Unlike the other data sources, fuser data is represented as an MblMwData array, which is indexed based on the order of the data signals passed into mbl_mw_dataprocessor_fuser_create.

// Use the helper functiosn created for you

Anonymous downloading

Anonymous data signals are a variant of the Logger type used to retrieve logged data from a board that was not programmed by the current host device. Use mbl_mw_metawearboard_create_anonymous_datasignals to sync the host device with the board’s current logger state. If the function fails, a null pointer will be returned and the uint32_t parameter instead corresponds to a status code from the SDK.

Because of the anonymous nature of the object, users will need to rely on an identifier string to determine what kind of data is being passed to each route. Generate the identifier string by calling mbl_mw_logger_generate_identifier for each MblMwDataLogger type and match these values with mbl_mw_anonymous_datasignal_get_identifier.


Please note that not all loggers are supported.

device.createAnonymousDatasignals().continueOnSuccessWith(device.apiAccessExecutor) { signals in
    var states: [State] = []
    signals.forEach {
        let cString = mbl_mw_anonymous_datasignal_get_identifier($0)!
        let identifier = String(cString: cString)
        if let config = configs.first(where: { $0.isConfigForAnonymousEventName(identifier) }) {
            let state = State(sensor: config, device: device, isStreaming: false)
            mbl_mw_anonymous_datasignal_subscribe($0, bridgeRetained(obj: state), state.handler)
    return states

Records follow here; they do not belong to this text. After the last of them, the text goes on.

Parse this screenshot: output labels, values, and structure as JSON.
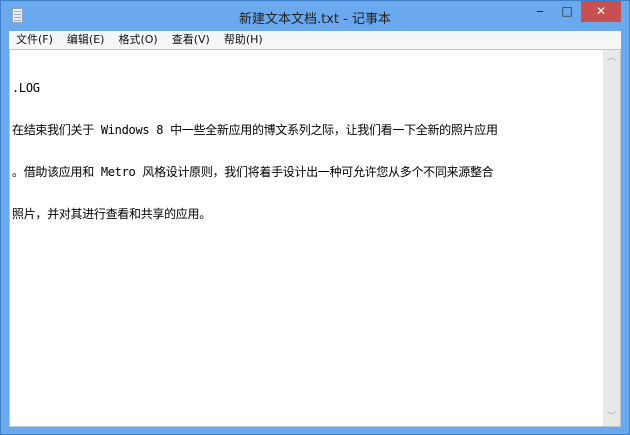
{
  "window": {
    "title": "新建文本文档.txt - 记事本",
    "minimize": "‒",
    "maximize": "□",
    "close": "✕"
  },
  "menu": [
    {
      "label": "文件(F)"
    },
    {
      "label": "编辑(E)"
    },
    {
      "label": "格式(O)"
    },
    {
      "label": "查看(V)"
    },
    {
      "label": "帮助(H)"
    }
  ],
  "document": {
    "lines": [
      ".LOG",
      "在结束我们关于 Windows 8 中一些全新应用的博文系列之际，让我们看一下全新的照片应用",
      "。借助该应用和 Metro 风格设计原则，我们将着手设计出一种可允许您从多个不同来源整合",
      "照片，并对其进行查看和共享的应用。"
    ]
  },
  "scrollbar": {
    "up": "︿",
    "down": "﹀"
  }
}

The on-board flash memory can also be used to store MetaWear commands instead of sensor data. Recorded commands can be executed any time after being programmed with the functions in macro.h header file.

To record commands:

  1. Call mbl_mw_macro_record to put the API in macro mode

  2. Use the MetaWear commands that you want programmed

  3. Exit macro mode with mbl_mw_macro_end_record

Macros can be set to run on boot by setting the exec_on_boot parameter with a non-zero value.

Erasing macros is done with the mbl_mw_macro_erase_all method. The erase operation will not occur until you disconnect from the board.

// Record everything to macro
mbl_mw_macro_record(device.board, 1)
var redPattern = MblMwLedPattern(high_intensity: 10,
                                low_intensity: 0,
                                rise_time_ms: 100,
                                high_time_ms: 200,
                                fall_time_ms: 100,
                                pulse_duration_ms: 15000,
                                delay_time_ms: 2400,
                                repeat_count: 0xFF)
mbl_mw_led_write_pattern(device.board, &redPattern, MBL_MW_LED_COLOR_RED)

// Finish off this macro
return device.macroEndRecord()

Next Steps

Advanced developers building more complex apps can refer to the Swift Documentation.